> YOUR ASSIGNMENT
The string "icon" appears in some lines of the data. Report how many, with no other words.

> Stored data entries
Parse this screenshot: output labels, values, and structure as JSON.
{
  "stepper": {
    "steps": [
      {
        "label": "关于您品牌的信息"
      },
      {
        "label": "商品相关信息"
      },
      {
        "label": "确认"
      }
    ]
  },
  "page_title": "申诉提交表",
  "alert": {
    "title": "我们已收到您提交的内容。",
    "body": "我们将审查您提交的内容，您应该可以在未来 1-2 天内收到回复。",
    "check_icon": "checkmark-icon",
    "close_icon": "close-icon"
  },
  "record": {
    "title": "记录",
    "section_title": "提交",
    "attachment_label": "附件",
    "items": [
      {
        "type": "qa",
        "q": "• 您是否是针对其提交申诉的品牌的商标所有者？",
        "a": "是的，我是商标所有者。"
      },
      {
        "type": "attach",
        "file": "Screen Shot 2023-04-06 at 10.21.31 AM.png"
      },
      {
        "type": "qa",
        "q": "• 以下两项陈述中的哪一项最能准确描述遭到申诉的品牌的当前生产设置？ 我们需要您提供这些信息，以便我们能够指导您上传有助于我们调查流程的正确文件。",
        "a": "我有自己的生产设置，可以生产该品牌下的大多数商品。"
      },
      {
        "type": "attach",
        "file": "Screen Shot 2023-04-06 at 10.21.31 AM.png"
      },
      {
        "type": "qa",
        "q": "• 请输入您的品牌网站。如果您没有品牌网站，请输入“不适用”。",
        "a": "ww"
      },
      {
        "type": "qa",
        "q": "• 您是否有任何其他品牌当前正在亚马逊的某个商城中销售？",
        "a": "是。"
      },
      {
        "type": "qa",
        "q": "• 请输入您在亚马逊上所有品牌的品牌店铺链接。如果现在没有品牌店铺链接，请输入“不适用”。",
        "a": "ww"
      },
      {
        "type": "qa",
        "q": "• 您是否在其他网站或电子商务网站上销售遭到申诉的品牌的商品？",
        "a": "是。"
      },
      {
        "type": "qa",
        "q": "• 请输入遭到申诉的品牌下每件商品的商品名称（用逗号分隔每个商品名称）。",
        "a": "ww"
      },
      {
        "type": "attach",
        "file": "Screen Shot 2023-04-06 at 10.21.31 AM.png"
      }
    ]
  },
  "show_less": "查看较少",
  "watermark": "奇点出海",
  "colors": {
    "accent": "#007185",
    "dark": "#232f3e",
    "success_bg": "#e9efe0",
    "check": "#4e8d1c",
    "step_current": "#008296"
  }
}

> PROBLEM SOLUTION
2